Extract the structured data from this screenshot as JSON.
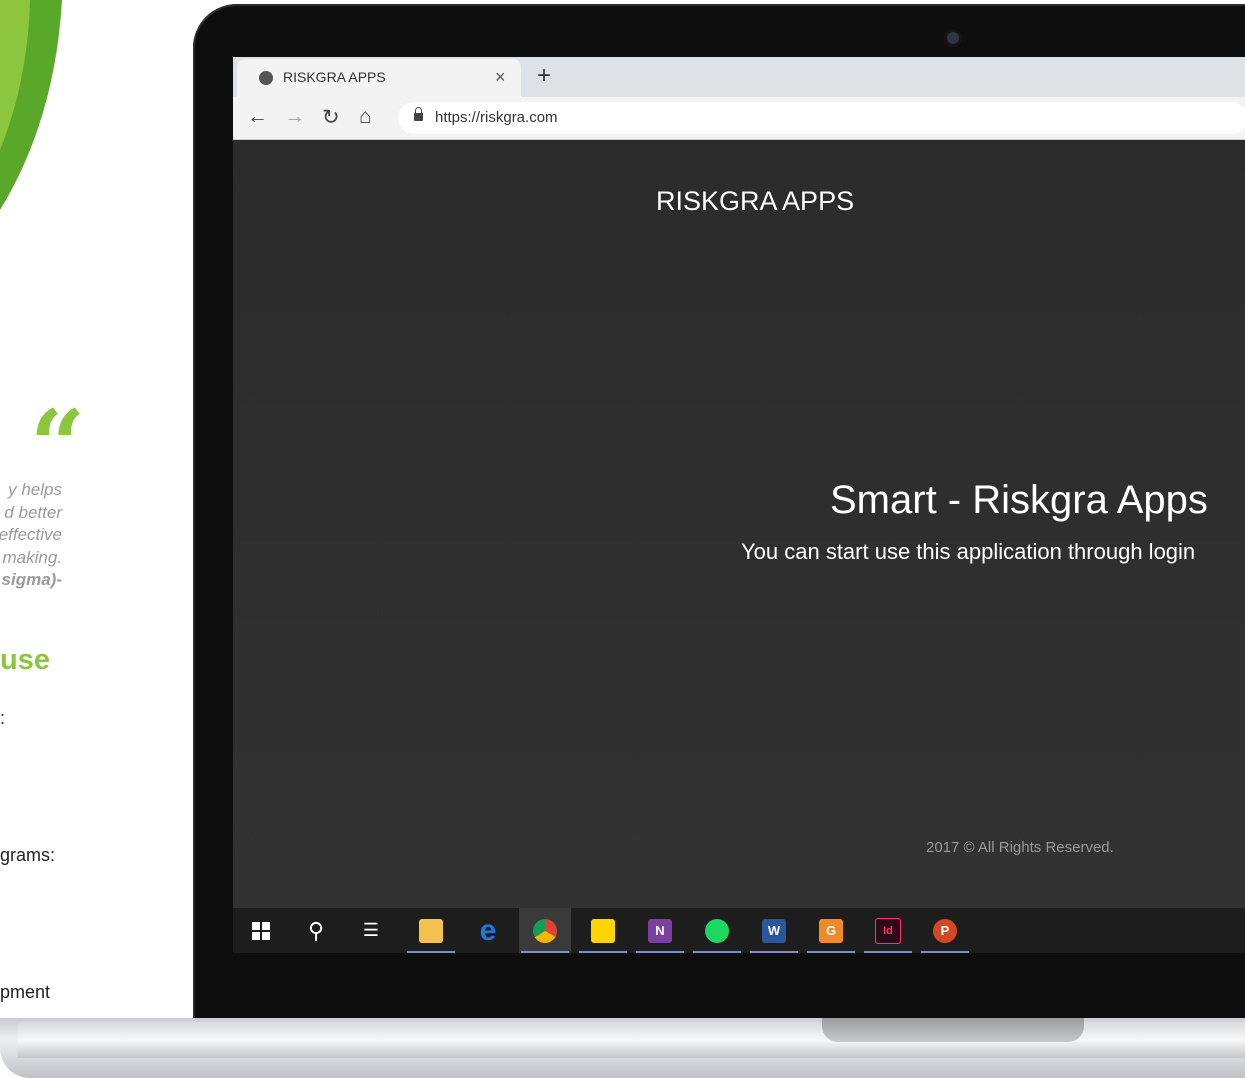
{
  "left_column": {
    "quote_lines": [
      "y helps",
      "d better",
      "effective",
      "making.",
      "sigma)-"
    ],
    "section_heading": "use",
    "fragments": [
      ":",
      "grams:",
      "pment"
    ]
  },
  "browser": {
    "tab_title": "RISKGRA APPS",
    "tab_close": "×",
    "new_tab": "+",
    "url": "https://riskgra.com",
    "nav": {
      "back": "←",
      "forward": "→",
      "reload": "↻",
      "home": "⌂"
    }
  },
  "page": {
    "brand": "RISKGRA APPS",
    "hero_title": "Smart - Riskgra Apps",
    "hero_subtitle": "You can start use this application through login",
    "footer": "2017 © All Rights Reserved."
  },
  "taskbar": {
    "items": [
      {
        "name": "start-button",
        "icon": "windows-icon"
      },
      {
        "name": "search-button",
        "icon": "search-icon",
        "glyph": "⚲"
      },
      {
        "name": "task-view-button",
        "icon": "task-view-icon",
        "glyph": "☰"
      },
      {
        "name": "file-explorer",
        "icon": "folder-icon"
      },
      {
        "name": "edge",
        "icon": "edge-icon",
        "glyph": "e"
      },
      {
        "name": "chrome",
        "icon": "chrome-icon"
      },
      {
        "name": "sticky-notes",
        "icon": "sticky-notes-icon"
      },
      {
        "name": "onenote",
        "icon": "onenote-icon",
        "glyph": "N"
      },
      {
        "name": "spotify",
        "icon": "spotify-icon"
      },
      {
        "name": "word",
        "icon": "word-icon",
        "glyph": "W"
      },
      {
        "name": "foxit",
        "icon": "foxit-icon",
        "glyph": "G"
      },
      {
        "name": "indesign",
        "icon": "indesign-icon",
        "glyph": "Id"
      },
      {
        "name": "powerpoint",
        "icon": "powerpoint-icon",
        "glyph": "P"
      }
    ]
  },
  "colors": {
    "accent_green": "#8cc63f",
    "page_bg": "#2e2e2e",
    "taskbar_bg": "#1d1d1d"
  }
}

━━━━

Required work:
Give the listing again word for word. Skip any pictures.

Result:
Extract the structured data from this screenshot as JSON.
{
  "left_column": {
    "quote_lines": [
      "y helps",
      "d better",
      "effective",
      "making.",
      "sigma)-"
    ],
    "section_heading": "use",
    "fragments": [
      ":",
      "grams:",
      "pment"
    ]
  },
  "browser": {
    "tab_title": "RISKGRA APPS",
    "tab_close": "×",
    "new_tab": "+",
    "url": "https://riskgra.com",
    "nav": {
      "back": "←",
      "forward": "→",
      "reload": "↻",
      "home": "⌂"
    }
  },
  "page": {
    "brand": "RISKGRA APPS",
    "hero_title": "Smart - Riskgra Apps",
    "hero_subtitle": "You can start use this application through login",
    "footer": "2017 © All Rights Reserved."
  },
  "taskbar": {
    "items": [
      {
        "name": "start-button",
        "icon": "windows-icon"
      },
      {
        "name": "search-button",
        "icon": "search-icon",
        "glyph": "⚲"
      },
      {
        "name": "task-view-button",
        "icon": "task-view-icon",
        "glyph": "☰"
      },
      {
        "name": "file-explorer",
        "icon": "folder-icon"
      },
      {
        "name": "edge",
        "icon": "edge-icon",
        "glyph": "e"
      },
      {
        "name": "chrome",
        "icon": "chrome-icon"
      },
      {
        "name": "sticky-notes",
        "icon": "sticky-notes-icon"
      },
      {
        "name": "onenote",
        "icon": "onenote-icon",
        "glyph": "N"
      },
      {
        "name": "spotify",
        "icon": "spotify-icon"
      },
      {
        "name": "word",
        "icon": "word-icon",
        "glyph": "W"
      },
      {
        "name": "foxit",
        "icon": "foxit-icon",
        "glyph": "G"
      },
      {
        "name": "indesign",
        "icon": "indesign-icon",
        "glyph": "Id"
      },
      {
        "name": "powerpoint",
        "icon": "powerpoint-icon",
        "glyph": "P"
      }
    ]
  },
  "colors": {
    "accent_green": "#8cc63f",
    "page_bg": "#2e2e2e",
    "taskbar_bg": "#1d1d1d"
  }
}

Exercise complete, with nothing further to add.